The fire in his nature resembled that of dry grass catching fire in the autumn. All the pores in his whole body started to heat up. "You have lied to me twice, and now you want to do it a third time." Therefore before the start of the battle, he grabbed the foreign knight, threw him down and as a result killed him, having broken his back.
Who was the foreign monk? He was to become Devadatta in a later life. Therefore, from limitless lives past they have been at odds with each other. After the Buddha became a Buddha limitless lives later, his back still hurt; this was a result of causes planted in the distant past.
The next retribution of killing is poverty. Perhaps someone may say, "Strange, what does killing have to do with poverty?" Everyone seems to like to hear stories, so I think I will tell another story. Why are people poor?
One time when the Buddha took his disciples out traveling, the weather was quite hot and everyone was very thirsty. The Venerable Ananda was the Buddha's personal attendant. Seeing that the Buddha was very thirsty and he himself was also thirsty, he very enthusiastically volunteered, "There is a well in front, I will go fetch the water for everyone to drink."
The Buddha replied, "You may go and give it a try." Actually, this was an expedient hint. The Buddha didn't want to state the situation clearly; he just told him to go and give it a try.
The Venerable Ananda didn't quite understand the Buddha's intention. He thought that it should not be that much trouble to fetch a bowl of water; so with bowl in hand, he went to ask someone for water. The person he met took one look at him and started to scold him, "What right do you have that you want me to fetch water for you? What merit and virtue do you possess? I am tired to death, you still want me to fetch water for you?" This person kept on scolding him.
Ananda replied, "Okay, okay, I won't request water from you," and went away. He thought to himself, "I have the thirty-two hallmarks. I am younger than the Buddha, a dignified and talented individual; why is it that I can't ask for even a bowl of water?"
He went back to see the Buddha. He did not mention that he was scolded; he just said that the layperson was very busy. In actuality, that layperson was extremely busy; Ananda did not lie, but he was too embarrassed to relate that he was scolded. The Buddha then told Mahakashyapa, "Go fetch some water to relieve everyone's thirst!"
When the layperson saw Mahakasyapa at the well, he rushed to prepare the water and knelt down to offer it to the Venerable Mahakasyapa. Ananda thought, "Mahakasyapa is so old, he does not even enunciate clearly when he speaks. His feature are so ugly. How is it that he is able to obtain water? I am so dignified and refined in manner, a talented individual. Why can't I get even a drop of water?" Ananda asked the Buddha this question.

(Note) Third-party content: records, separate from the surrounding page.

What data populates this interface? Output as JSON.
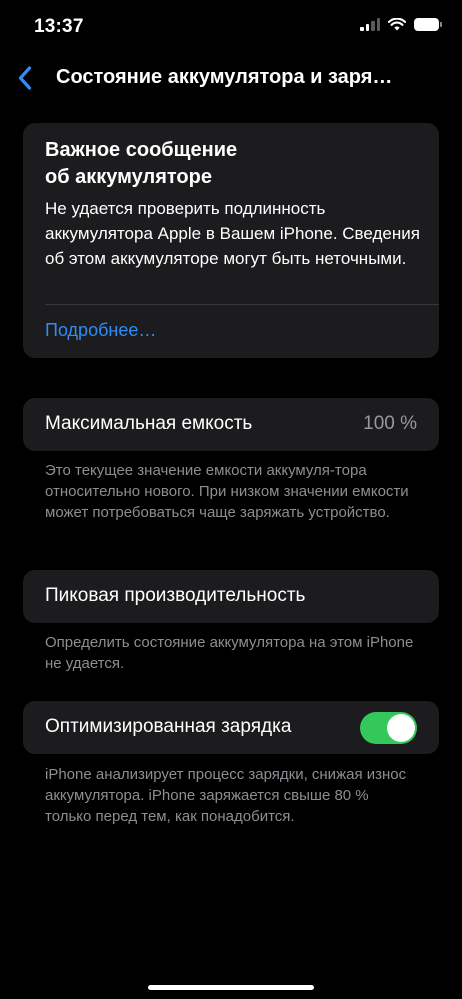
{
  "status_bar": {
    "time": "13:37"
  },
  "nav": {
    "title": "Состояние аккумулятора и заря…"
  },
  "important_message": {
    "title_line1": "Важное сообщение",
    "title_line2": "об аккумуляторе",
    "body": "Не удается проверить подлинность аккумулятора Apple в Вашем iPhone. Сведения об этом аккумуляторе могут быть неточными.",
    "link": "Подробнее…"
  },
  "max_capacity": {
    "label": "Максимальная емкость",
    "value": "100 %",
    "footnote": "Это текущее значение емкости аккумуля-тора относительно нового. При низком значении емкости может потребоваться чаще заряжать устройство."
  },
  "peak_performance": {
    "label": "Пиковая производительность",
    "footnote": "Определить состояние аккумулятора на этом iPhone не удается."
  },
  "optimized_charging": {
    "label": "Оптимизированная зарядка",
    "enabled": true,
    "footnote": "iPhone анализирует процесс зарядки, снижая износ аккумулятора. iPhone заряжается свыше 80 % только перед тем, как понадобится."
  },
  "colors": {
    "accent": "#2f8df5",
    "toggle_on": "#34c759",
    "card_bg": "#1c1c1e",
    "secondary_text": "#8d8d93"
  }
}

The Buddha then told him that he and Mahakasyapa were brothers in a previous lifetime. One day Ananda went out to play and saw a dead cat with flies buzzing around it. At the time, Ananda, who was the younger brother said, "Ugh, it smells! A dead cat! Let's forget about it and go somewhere else to play!" At the time, the older brother was more compassionate. He felt that it was not good to leave the cat alone there, so he recited the Buddha's name for the cat. He may have recited the Rebirth Mantra and then buried it. That older brother was Mahakasyapa. The dead cat was the layperson. At the time the cat had not been dead long, so the soul was still attached to the body and knew who treated it well and who didn't. You see, living beings have very strong attachments to their bodies. Now in this lifetime, after meeting up again, the layperson really disliked the Venerable Ananda because previously Ananda had disparaged him as a smelly dead cat. As a result, Ananda is now being scolded back. The cat at the time did not see Venerable Mahakasyapa, but his consciousness knew and felt a close affinity with him. Due to such past causes and conditions, the layperson very respectfully offered water to the Venerable Mahakasyapa.
Water is a necessity; we need it wherever we happen to be. "There is no free lunch in this world." The Venerable Mahakasyapa paid the fee for this meal a long time ago.
If we do not kill, then by having the wholesome retribution of never killing, we can universally bestow fearlessness upon living beings. Giving does not necessarily entail the giving of material objects. We can also give fearlessness, so that living beings can be peaceful and unafraid. The Venerable Ananda could not obtain even a bowl of water, which is a material object. Isn't that a case of being poor? If we can be compassionate like the Venerable Mahakasyapa and not take life, then we will be welcomed wherever we go, and we will have sufficient material wealth wherever we happen to be.
To be continued